-- What this task involves --
All lines in the data bearing the string "JSON" should be identified and copied.

[[ Given data open ]]

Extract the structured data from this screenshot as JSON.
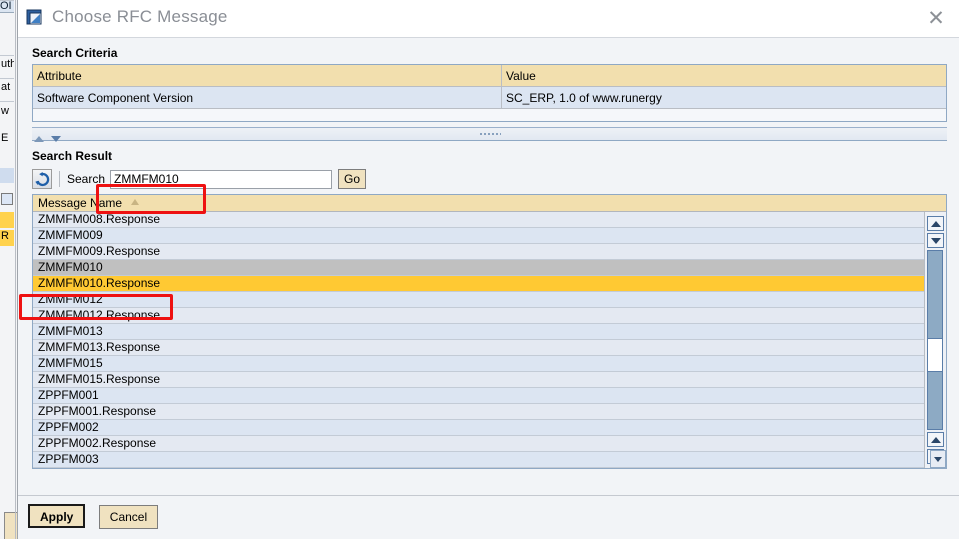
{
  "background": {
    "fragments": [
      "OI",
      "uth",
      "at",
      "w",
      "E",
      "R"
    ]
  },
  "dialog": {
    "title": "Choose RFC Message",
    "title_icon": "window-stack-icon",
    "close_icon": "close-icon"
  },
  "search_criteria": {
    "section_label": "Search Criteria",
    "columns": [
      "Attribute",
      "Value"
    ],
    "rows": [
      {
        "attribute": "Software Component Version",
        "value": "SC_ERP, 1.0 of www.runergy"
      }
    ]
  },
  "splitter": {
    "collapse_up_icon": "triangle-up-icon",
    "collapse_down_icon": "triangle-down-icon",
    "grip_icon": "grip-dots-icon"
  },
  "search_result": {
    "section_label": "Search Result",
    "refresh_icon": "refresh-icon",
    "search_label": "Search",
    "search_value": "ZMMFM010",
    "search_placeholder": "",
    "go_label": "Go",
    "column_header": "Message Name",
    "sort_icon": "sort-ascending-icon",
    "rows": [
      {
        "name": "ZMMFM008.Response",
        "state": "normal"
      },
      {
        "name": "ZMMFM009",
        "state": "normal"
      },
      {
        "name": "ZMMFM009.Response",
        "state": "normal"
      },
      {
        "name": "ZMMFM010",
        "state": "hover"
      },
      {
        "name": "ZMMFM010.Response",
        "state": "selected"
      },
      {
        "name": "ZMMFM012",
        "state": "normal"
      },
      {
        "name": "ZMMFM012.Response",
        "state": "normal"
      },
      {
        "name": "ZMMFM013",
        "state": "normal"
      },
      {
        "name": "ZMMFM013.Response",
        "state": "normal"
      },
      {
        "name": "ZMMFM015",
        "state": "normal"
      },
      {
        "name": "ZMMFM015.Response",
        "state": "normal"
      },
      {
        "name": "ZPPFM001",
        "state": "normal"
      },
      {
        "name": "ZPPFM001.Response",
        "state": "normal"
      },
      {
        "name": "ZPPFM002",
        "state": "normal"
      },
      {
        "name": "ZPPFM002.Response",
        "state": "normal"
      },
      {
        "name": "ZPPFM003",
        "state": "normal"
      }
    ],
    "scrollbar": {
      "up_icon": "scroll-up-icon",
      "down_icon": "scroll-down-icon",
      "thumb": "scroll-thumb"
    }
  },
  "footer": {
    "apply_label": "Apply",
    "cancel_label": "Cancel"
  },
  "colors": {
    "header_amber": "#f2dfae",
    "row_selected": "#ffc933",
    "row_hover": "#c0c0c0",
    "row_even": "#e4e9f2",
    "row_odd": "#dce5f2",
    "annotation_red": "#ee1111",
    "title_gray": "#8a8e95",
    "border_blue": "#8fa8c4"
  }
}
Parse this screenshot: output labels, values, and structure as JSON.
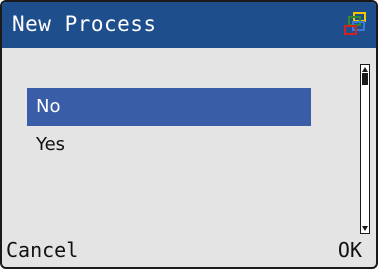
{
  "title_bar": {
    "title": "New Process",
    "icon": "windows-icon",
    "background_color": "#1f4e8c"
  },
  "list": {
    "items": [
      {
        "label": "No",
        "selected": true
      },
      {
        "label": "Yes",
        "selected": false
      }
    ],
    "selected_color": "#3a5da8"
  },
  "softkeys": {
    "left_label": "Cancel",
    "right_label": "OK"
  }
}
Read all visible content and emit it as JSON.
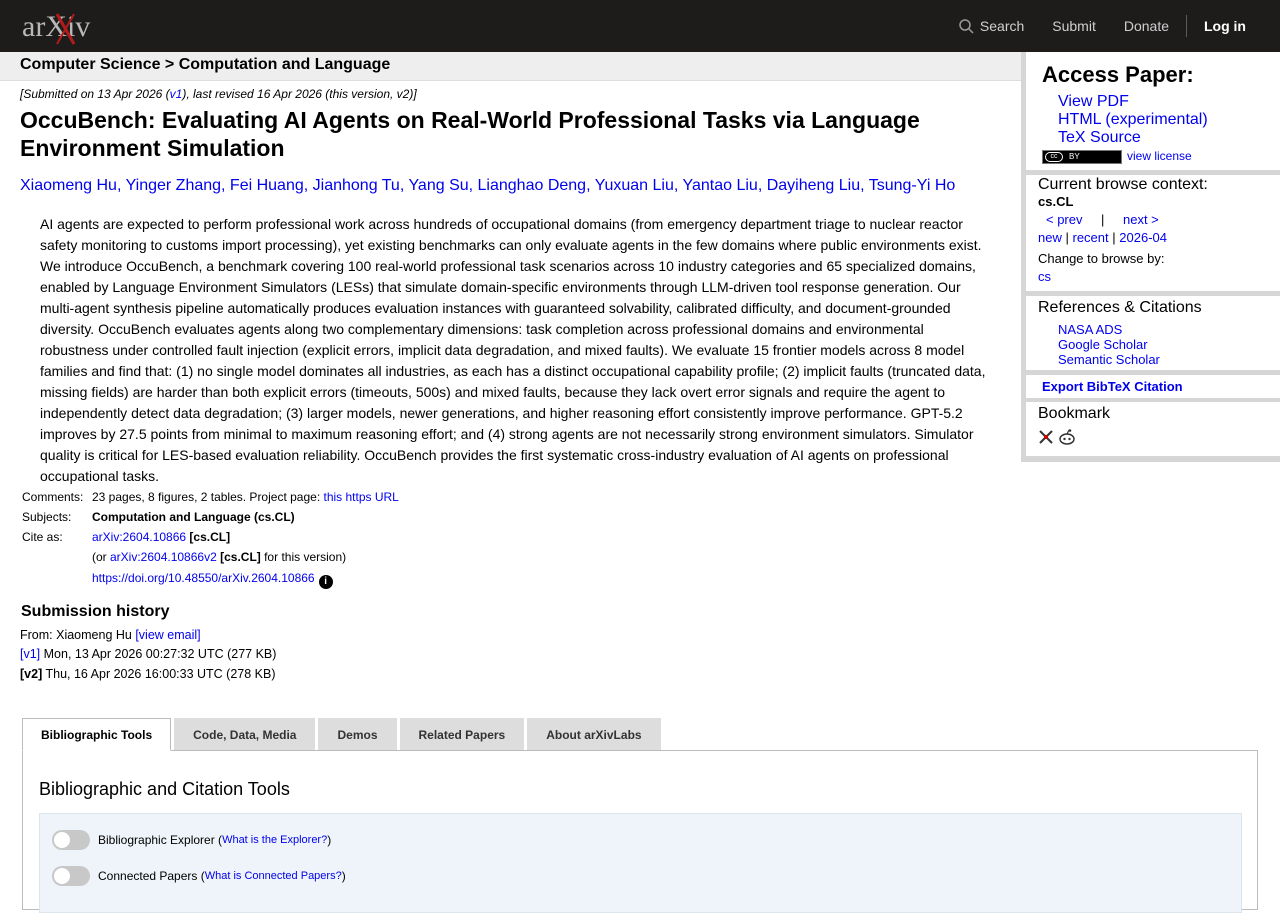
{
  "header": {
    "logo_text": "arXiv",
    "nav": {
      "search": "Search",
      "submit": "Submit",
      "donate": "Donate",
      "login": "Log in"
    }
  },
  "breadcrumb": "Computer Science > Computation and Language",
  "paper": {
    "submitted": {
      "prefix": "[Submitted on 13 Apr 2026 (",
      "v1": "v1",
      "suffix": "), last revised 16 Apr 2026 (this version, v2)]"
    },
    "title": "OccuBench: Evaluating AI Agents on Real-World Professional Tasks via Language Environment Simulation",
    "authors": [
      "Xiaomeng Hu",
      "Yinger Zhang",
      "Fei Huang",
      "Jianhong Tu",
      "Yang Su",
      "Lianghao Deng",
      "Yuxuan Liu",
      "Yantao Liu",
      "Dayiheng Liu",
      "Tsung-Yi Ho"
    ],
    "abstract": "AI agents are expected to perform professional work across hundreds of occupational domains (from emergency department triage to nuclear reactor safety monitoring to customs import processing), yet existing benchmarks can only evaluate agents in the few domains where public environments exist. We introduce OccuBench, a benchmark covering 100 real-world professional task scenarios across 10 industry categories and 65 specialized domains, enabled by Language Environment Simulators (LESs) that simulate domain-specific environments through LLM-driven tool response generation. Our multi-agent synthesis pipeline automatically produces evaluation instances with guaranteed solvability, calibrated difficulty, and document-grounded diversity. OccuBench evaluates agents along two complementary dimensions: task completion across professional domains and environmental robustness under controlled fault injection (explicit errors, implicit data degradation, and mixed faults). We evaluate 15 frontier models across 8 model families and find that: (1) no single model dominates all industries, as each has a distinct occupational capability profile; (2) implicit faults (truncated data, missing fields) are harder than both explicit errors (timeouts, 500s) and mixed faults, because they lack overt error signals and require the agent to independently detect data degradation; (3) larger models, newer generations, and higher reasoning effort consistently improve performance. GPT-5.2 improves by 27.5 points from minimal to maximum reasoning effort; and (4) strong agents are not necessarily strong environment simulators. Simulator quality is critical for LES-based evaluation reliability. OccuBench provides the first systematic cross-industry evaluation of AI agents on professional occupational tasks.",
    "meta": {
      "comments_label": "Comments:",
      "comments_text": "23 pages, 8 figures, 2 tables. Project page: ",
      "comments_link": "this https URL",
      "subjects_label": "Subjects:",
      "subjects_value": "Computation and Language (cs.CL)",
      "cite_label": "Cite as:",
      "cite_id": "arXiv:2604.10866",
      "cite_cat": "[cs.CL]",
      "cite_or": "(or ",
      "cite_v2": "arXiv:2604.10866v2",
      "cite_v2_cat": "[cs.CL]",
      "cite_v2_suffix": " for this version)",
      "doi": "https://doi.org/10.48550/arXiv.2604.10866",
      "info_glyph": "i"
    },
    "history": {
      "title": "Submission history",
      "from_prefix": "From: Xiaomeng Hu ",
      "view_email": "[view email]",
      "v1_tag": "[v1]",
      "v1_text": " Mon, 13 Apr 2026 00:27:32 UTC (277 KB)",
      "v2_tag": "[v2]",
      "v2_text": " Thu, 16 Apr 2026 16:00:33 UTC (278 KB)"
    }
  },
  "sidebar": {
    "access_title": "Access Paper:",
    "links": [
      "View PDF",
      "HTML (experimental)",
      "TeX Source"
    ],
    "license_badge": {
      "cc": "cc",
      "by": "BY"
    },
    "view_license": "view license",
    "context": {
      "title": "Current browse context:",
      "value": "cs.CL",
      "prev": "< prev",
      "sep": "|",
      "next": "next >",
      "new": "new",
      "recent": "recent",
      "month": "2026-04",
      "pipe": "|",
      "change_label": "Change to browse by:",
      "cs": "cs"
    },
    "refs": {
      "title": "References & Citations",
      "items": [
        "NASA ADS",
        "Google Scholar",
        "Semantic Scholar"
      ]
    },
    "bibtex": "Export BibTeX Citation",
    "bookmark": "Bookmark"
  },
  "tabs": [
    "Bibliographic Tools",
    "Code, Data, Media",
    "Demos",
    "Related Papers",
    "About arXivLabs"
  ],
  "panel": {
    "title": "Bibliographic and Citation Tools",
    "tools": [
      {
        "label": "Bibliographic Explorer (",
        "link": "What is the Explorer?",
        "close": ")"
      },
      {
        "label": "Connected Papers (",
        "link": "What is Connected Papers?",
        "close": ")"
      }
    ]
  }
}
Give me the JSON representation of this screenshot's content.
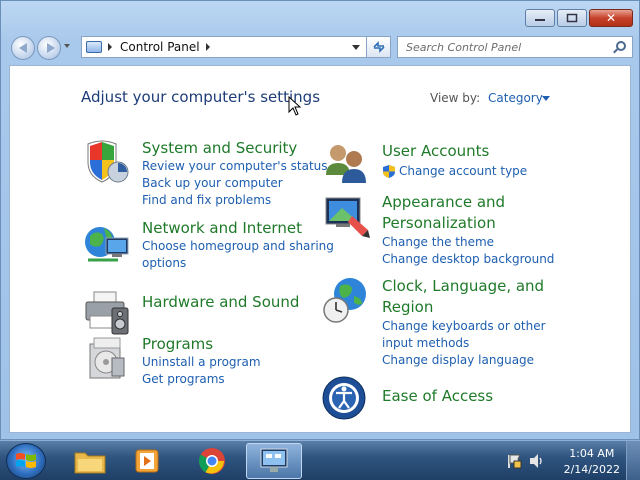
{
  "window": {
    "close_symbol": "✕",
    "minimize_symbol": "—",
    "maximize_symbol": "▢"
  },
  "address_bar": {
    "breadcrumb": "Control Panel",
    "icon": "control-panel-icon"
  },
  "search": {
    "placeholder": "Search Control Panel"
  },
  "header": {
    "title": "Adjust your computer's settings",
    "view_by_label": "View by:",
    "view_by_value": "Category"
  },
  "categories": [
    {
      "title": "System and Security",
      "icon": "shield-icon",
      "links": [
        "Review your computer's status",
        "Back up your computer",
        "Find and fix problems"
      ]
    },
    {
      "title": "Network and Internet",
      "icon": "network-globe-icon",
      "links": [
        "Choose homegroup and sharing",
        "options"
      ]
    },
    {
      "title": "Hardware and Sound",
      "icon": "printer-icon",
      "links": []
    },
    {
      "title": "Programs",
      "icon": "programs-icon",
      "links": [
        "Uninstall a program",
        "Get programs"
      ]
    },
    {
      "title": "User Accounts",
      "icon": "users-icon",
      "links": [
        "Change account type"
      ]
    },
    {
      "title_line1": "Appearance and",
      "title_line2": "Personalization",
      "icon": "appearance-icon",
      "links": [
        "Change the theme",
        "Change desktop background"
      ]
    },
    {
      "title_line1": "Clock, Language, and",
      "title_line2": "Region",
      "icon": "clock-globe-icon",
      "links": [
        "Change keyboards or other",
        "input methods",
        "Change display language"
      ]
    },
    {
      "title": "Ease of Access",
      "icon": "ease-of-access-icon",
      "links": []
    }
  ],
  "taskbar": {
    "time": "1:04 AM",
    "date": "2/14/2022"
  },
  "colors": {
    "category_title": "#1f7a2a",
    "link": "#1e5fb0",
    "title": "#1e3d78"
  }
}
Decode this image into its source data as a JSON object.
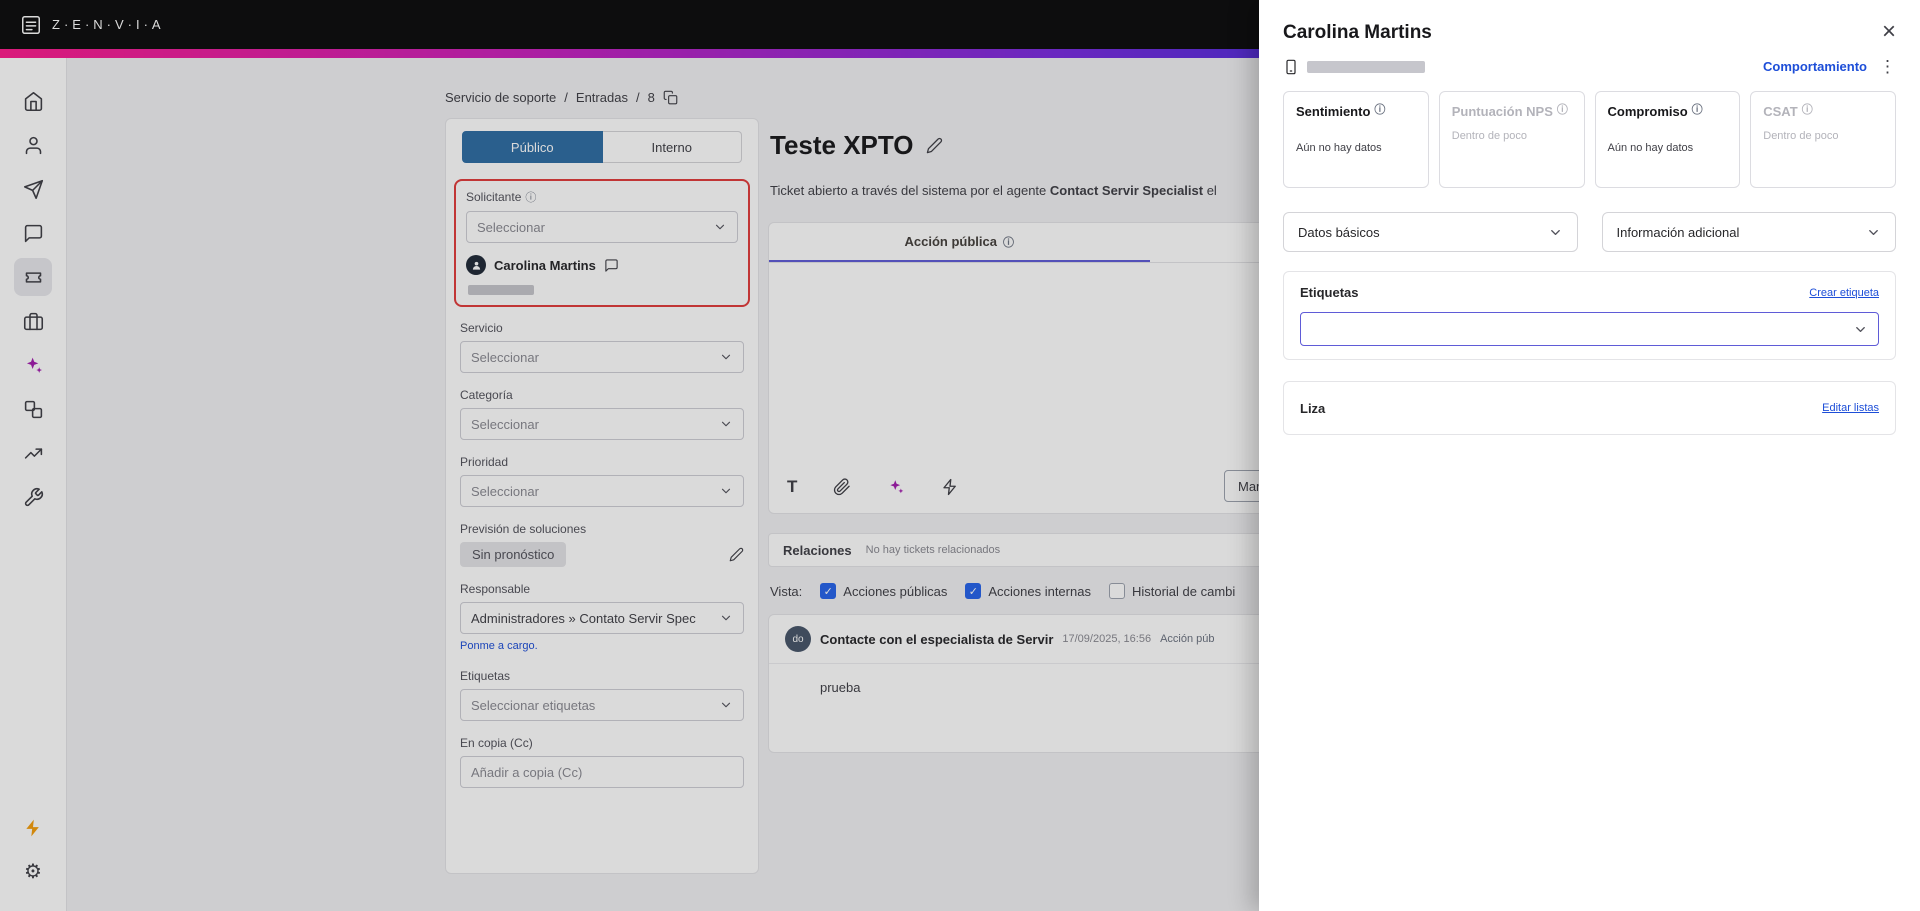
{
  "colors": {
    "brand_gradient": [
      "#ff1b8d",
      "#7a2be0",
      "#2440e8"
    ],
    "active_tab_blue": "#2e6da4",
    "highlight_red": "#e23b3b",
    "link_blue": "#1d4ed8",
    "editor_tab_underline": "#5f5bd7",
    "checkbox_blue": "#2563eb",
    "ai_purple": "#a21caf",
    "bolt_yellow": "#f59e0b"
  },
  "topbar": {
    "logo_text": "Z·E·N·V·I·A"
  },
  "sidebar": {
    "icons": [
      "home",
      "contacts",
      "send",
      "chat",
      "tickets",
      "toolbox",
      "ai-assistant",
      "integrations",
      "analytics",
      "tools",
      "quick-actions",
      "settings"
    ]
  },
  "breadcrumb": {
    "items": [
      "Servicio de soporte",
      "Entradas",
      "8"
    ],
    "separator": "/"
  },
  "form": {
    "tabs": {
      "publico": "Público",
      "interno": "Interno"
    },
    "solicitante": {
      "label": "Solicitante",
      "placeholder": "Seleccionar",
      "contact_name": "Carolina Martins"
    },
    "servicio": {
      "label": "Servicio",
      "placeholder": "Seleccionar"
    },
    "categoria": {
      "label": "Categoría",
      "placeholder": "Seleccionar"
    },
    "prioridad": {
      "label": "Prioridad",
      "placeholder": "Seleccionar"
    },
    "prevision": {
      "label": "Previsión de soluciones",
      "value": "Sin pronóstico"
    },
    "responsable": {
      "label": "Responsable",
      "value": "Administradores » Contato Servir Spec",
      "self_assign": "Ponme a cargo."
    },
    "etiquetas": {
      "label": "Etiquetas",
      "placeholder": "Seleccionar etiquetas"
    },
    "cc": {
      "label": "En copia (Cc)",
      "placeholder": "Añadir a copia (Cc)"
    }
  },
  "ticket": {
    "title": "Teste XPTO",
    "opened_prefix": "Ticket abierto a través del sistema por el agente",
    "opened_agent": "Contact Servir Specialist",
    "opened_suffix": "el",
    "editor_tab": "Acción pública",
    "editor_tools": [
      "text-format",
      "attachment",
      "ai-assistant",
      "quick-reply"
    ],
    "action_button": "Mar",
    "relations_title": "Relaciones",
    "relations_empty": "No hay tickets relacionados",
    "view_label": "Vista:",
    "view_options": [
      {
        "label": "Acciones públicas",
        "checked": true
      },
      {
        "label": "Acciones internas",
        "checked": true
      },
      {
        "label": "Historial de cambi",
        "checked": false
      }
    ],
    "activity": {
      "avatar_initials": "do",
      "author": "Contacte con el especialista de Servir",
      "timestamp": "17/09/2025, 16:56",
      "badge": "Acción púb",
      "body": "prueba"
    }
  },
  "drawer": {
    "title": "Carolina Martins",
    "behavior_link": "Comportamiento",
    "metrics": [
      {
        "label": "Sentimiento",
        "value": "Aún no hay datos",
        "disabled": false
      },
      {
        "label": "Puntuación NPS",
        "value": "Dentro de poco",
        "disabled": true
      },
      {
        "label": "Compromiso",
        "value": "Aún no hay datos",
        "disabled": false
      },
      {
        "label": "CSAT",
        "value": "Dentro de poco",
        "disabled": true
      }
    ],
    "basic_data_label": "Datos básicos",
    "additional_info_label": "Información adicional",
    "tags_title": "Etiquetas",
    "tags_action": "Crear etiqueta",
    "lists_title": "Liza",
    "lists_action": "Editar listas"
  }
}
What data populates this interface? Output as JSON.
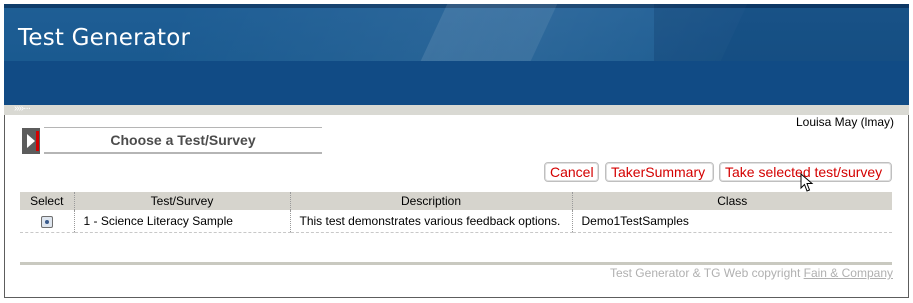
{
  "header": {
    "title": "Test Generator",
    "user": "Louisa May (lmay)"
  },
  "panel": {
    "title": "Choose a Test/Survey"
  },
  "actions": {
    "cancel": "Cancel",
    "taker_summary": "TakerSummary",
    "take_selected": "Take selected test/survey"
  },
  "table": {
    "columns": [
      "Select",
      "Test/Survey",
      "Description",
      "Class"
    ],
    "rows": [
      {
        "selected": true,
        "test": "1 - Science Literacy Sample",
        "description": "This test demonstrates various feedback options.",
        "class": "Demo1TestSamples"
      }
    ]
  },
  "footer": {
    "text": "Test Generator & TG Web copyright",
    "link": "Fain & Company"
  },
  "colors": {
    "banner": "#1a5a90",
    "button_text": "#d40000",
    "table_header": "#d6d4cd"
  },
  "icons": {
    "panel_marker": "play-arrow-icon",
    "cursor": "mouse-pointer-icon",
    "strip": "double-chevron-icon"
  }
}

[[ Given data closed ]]

-- Answer section --
Extract the structured data from this screenshot as JSON.
Parse this screenshot: output labels, values, and structure as JSON.
Read all visible content and emit it as JSON.
Give me the JSON representation of this screenshot's content.
Decode this image into its source data as a JSON object.
What data populates this interface? Output as JSON.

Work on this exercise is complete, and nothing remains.